Desperate Housewives - Season 2 (Review)
Review by Jack Foley & Hollie Cade
THE second season of Desperate Housewives was lighter in many ways than its predecessor but still maintained very high standards.
Picking up where the first series left off, the second season finds each character in a state of turmoil.
Having lost her husband, Bree (Marcia Cross) flirts with alcoholism as she attempts to cope with a difficult son and a potentially psychopath lover.
Gabrielle (Eva Longoria), meanwhile, ponders motherhood and how to get her husband out of prison, Lynette (Felicity Huffman) shakes up her marital dynamics by going back to work and Susan (Teri Hatcher) continues to try and win over Mike, while ensuring that his troubled son doesn’t come between them or lead her daughter astray.
The season also adds several new characters to Wisteria Lane, including – most notably – Betty Applewhite (Alfre Woodard) as a secretive mother with a mystery guest in her basement…
As always, the writers displayed a canny knack for mixing dark storylines with even blacker humour, making light of murder, homosexuality and bereavement.

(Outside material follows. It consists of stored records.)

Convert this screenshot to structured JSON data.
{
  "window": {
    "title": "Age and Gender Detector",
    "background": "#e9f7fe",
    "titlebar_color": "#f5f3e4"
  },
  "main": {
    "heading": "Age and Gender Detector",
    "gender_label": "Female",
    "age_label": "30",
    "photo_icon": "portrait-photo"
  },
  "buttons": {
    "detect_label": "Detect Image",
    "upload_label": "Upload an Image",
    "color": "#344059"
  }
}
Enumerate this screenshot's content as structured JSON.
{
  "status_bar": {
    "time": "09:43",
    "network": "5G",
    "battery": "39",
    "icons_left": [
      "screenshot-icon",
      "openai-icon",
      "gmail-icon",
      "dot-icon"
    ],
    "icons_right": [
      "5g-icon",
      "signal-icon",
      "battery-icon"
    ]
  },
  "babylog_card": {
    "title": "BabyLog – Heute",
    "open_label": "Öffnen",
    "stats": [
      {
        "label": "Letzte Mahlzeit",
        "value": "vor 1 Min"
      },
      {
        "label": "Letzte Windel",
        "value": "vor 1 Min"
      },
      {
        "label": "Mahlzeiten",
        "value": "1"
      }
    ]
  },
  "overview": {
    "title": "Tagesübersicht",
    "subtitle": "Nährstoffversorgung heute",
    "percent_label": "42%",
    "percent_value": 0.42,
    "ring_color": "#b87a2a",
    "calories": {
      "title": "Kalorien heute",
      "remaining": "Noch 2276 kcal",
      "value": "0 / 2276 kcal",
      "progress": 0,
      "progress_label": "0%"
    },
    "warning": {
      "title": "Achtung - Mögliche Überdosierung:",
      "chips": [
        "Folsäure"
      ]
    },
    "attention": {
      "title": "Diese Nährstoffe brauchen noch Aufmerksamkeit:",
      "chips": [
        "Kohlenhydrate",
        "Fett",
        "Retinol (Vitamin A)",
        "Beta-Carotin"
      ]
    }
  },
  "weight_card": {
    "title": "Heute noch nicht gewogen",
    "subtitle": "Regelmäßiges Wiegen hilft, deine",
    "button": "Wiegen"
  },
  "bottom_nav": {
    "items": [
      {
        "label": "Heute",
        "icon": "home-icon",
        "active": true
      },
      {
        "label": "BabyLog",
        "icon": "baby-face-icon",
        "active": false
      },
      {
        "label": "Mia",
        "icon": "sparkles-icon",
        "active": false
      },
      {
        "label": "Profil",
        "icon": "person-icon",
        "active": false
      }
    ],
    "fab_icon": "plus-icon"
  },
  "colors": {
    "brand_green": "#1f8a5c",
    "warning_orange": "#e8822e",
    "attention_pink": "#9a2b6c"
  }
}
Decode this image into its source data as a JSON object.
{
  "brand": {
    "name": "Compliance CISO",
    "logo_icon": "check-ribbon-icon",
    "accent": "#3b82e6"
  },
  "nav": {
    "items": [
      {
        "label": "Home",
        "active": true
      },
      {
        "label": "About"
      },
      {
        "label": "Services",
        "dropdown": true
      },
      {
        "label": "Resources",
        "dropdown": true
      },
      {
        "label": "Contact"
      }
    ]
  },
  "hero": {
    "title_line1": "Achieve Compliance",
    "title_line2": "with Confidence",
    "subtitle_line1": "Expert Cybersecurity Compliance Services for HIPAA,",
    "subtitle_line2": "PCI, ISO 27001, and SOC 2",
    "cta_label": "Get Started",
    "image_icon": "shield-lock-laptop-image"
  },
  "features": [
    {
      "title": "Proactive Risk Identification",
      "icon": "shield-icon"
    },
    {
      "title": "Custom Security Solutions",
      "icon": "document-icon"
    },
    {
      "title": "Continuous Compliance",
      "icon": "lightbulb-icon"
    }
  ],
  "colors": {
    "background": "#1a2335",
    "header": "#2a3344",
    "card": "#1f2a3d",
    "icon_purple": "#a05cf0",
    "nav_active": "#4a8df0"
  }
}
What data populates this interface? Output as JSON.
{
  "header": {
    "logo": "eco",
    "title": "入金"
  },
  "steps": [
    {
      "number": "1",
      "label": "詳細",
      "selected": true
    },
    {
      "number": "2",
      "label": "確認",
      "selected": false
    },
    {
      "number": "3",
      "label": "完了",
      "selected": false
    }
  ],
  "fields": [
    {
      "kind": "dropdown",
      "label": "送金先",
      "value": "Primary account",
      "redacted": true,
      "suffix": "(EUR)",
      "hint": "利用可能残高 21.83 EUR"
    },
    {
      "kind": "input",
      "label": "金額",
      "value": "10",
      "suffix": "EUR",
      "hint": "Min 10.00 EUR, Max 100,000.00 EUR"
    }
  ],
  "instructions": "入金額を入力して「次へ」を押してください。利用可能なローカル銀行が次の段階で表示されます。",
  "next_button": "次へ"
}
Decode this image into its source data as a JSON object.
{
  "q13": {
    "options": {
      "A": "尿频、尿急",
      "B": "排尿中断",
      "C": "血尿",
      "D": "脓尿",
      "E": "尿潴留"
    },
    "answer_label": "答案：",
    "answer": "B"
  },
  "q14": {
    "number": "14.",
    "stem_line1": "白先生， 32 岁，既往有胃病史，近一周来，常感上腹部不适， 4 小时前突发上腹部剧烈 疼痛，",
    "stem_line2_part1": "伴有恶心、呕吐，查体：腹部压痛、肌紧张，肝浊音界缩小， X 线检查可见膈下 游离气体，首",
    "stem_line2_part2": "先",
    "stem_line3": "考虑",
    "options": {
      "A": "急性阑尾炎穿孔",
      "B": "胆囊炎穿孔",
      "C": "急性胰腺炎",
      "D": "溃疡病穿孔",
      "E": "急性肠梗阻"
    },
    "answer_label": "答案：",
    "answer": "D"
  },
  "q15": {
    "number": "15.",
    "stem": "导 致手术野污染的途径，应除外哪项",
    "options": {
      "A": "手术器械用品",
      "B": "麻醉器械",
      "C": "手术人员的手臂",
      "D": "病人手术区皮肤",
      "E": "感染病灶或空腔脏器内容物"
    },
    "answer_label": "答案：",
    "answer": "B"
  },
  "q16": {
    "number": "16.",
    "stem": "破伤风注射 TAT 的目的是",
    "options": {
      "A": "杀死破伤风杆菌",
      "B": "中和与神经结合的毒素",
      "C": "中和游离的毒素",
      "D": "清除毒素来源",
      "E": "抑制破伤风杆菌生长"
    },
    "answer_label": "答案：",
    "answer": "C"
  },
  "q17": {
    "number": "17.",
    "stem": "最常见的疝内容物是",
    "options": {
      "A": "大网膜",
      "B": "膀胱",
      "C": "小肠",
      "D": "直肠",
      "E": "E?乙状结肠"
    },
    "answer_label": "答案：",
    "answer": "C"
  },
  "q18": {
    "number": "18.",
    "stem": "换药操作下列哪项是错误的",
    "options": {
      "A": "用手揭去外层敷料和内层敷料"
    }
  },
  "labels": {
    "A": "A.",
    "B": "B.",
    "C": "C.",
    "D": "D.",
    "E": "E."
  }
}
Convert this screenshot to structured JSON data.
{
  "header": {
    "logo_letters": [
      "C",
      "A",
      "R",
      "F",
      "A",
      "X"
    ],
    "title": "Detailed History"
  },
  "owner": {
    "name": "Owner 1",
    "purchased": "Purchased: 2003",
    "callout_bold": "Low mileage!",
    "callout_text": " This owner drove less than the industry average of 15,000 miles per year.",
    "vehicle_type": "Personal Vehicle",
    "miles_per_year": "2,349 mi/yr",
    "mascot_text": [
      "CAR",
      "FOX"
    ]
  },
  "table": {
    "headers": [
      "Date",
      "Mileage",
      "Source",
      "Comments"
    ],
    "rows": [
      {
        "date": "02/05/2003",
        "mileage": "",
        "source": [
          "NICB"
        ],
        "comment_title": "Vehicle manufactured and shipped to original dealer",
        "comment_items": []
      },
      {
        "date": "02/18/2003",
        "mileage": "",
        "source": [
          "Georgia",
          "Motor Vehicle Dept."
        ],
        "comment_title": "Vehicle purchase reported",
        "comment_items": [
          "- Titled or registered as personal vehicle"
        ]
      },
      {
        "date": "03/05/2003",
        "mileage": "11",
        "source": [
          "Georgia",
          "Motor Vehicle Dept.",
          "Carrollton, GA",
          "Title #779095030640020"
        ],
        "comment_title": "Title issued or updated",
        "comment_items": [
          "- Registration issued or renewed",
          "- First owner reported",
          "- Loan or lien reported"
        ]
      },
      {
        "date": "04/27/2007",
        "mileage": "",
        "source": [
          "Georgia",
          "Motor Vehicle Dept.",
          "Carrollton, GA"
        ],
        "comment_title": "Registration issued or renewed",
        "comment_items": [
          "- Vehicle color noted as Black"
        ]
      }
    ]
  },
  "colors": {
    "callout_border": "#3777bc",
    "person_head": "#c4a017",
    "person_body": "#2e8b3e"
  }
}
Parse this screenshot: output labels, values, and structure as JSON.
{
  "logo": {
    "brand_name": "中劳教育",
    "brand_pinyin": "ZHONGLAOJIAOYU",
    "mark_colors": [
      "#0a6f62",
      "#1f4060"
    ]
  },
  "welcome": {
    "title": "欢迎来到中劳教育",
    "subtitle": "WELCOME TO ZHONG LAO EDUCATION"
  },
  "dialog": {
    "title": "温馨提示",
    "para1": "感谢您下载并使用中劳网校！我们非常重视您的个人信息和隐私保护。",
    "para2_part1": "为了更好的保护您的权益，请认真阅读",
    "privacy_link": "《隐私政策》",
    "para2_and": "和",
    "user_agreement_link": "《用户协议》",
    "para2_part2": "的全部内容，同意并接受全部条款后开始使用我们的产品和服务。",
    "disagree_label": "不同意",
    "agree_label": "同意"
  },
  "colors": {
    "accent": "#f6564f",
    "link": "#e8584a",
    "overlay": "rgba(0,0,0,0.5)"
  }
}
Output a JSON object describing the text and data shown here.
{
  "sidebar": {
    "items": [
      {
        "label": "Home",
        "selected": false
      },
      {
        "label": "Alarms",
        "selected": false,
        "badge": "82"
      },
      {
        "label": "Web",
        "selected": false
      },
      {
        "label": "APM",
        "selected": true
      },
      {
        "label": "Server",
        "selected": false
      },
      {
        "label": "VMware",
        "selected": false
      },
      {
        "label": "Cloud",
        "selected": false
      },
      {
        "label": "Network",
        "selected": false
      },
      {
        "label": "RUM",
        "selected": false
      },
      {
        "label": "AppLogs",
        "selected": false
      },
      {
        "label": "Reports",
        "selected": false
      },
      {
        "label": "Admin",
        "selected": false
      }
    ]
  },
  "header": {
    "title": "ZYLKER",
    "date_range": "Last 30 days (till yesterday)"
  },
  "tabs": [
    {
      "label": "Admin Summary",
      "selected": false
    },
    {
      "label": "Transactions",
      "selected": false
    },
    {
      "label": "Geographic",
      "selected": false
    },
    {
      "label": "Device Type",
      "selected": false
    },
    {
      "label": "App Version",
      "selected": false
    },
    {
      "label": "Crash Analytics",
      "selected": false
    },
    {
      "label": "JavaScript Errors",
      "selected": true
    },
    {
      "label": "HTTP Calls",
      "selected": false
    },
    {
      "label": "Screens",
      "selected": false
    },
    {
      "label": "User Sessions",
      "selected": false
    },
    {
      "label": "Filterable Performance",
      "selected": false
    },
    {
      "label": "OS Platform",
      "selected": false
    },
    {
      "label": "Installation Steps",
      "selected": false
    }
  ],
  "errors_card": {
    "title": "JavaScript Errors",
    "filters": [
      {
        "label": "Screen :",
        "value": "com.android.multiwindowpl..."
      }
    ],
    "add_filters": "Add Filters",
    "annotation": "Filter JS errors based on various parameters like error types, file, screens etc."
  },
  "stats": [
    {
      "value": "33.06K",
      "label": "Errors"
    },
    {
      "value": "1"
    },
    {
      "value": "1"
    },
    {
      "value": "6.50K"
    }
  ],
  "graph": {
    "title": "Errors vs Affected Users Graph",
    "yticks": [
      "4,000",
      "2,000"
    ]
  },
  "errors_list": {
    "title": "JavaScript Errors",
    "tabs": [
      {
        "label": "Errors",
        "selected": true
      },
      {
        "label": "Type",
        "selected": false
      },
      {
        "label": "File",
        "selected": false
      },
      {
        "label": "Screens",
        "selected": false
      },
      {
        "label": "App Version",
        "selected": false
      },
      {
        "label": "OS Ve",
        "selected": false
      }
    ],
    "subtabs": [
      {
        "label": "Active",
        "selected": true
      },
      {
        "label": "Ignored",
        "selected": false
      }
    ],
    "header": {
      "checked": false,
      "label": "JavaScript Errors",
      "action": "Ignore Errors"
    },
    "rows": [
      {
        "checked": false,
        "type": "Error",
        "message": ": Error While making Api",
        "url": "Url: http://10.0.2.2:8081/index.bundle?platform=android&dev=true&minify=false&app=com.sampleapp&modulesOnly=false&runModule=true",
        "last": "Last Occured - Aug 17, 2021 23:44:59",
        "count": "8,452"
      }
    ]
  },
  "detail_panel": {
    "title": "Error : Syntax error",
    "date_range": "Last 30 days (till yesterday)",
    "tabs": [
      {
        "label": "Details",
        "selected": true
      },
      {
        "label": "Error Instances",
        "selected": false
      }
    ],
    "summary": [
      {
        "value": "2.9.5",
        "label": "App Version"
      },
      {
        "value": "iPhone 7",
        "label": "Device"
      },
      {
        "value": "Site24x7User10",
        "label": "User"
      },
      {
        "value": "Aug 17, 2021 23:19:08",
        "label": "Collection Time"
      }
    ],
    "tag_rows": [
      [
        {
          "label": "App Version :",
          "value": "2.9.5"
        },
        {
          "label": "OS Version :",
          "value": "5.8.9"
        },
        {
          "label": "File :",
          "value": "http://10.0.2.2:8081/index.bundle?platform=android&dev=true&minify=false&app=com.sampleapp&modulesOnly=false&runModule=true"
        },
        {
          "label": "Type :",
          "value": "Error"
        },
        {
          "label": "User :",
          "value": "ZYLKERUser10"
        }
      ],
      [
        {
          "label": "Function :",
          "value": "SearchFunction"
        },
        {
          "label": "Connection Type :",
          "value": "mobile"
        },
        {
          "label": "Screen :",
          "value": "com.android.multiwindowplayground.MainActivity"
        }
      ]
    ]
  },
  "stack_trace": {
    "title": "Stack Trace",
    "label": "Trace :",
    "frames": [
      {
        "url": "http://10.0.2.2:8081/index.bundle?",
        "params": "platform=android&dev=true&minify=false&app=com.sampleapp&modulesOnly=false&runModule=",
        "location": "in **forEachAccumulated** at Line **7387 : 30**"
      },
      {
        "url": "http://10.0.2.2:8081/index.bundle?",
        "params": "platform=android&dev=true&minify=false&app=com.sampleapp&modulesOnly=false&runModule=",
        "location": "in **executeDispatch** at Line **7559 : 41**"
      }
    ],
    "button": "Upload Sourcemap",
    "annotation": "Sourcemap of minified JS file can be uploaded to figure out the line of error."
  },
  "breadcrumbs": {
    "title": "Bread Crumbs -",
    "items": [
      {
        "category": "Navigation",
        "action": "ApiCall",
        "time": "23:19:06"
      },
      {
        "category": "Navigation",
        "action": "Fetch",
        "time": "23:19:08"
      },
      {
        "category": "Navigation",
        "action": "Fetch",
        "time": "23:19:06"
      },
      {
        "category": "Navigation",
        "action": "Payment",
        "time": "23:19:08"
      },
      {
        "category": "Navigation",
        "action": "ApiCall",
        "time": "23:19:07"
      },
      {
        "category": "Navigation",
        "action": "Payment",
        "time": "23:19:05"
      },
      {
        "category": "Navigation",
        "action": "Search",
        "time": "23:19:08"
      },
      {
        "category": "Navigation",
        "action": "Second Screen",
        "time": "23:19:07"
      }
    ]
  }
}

In the wrong hands, this could have become tacky but Desperate Housewives always maintained the right balance. What’s more, it did so by featuring a set of (sometimes hysterical) characters who audiences love to hate.
Marcia Cross, especially, won a lot of sympathy for the way in which she brilliantly portrayed her character’s gradual breakdown from control freak to alcoholic. While Teri Hatcher continued to display many a neurotic tendency as the frustratingly inept Susan.
Eva Longoria, meanwhile, continued to impress as the vampish Gabrielle who actually got to display a softer, more vulnerable side to her character when contemplating motherhood – although she had to be at her bitchy best when fending off the attentions of an unwanted nun.
And finally, Felicity Huffman provided many chuckles as she became the main provider for her family, going to work and leaving her husband at home. Office politics played a big part in her story arc and contributed to one of the more memorable moments as she danced provocatively on top of a bar.
The second series also contained enough intrigue to keep viewers on their toes, culminating in a suitably tense season finale.
The signs remain strong for the third season as the women of Wisteria Lane show no sign of becoming boring just yet….
Season two is therefore highly recommended viewing that continues to highlight why US television is so far ahead of the rest.